Rebecca Blaine Harding Davis (1831-1910; born Rebecca Blaine Harding) was an American author and journalist.

She is deemed a pioneer of literary Realism in American literature. Her most important literary work is the novella Life in the Iron Mills published in the April 1861 edition of the Atlantic Monthly. Throughout her lifetime, Harding Davis sought to effect social change for blacks, women, Native Americans, immigrants, and the working class, by intentionally writing about these marginalised groups' plight in the 19th century.

Rebecca Harding Davis was born in 1831 in Washington, Pennsylvania and raised by a mother who loved learning and witing about language and a father compelled with storytelling. Davis learned the love of reading early in her childhood, and "most influential was her reading of Nathaniel Hawthorne, to whom she attributes the commonplace subject matter of her own writing."

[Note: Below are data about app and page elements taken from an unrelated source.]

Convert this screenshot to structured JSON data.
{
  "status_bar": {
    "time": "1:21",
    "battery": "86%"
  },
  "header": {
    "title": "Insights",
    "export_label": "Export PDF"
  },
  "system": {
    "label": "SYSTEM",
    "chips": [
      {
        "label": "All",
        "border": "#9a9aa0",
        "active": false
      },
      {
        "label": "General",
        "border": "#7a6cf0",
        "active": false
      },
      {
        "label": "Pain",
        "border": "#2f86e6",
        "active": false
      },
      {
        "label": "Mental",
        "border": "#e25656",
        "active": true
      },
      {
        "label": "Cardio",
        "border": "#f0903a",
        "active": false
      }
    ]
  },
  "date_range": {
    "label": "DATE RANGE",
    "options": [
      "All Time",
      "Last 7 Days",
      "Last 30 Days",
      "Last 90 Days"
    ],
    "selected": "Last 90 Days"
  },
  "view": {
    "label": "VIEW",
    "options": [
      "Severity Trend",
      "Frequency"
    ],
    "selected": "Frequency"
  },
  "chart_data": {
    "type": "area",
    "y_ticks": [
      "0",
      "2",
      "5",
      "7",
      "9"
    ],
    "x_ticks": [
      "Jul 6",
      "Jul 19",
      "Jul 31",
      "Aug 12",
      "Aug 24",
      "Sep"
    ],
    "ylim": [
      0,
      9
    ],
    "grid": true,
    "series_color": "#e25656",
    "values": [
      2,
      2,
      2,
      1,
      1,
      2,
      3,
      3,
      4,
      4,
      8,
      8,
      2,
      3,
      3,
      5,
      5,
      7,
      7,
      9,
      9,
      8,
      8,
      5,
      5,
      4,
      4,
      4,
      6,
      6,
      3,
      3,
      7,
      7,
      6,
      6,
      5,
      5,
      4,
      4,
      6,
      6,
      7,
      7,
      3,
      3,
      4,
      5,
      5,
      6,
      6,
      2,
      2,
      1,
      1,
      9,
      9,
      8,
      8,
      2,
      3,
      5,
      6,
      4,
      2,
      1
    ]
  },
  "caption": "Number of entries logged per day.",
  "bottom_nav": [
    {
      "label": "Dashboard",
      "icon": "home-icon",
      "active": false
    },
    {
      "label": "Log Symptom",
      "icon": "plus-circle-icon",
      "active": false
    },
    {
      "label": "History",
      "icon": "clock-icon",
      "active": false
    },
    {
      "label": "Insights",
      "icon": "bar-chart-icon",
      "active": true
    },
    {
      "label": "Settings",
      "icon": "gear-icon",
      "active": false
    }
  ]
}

Rebecca Harding Davis was considered one of the nation's first social historians and pioneering literary artists. She wrote to find social change for blacks, women, immigrants, and the working class throughout the Civil War. She was "one of the first writers to portray the Civil War non-polemically, expose political corruption in the North, and unmask bias in legal constraints on women, Davis's primary contribution to literary history rests in the innovations she introduced into American literature."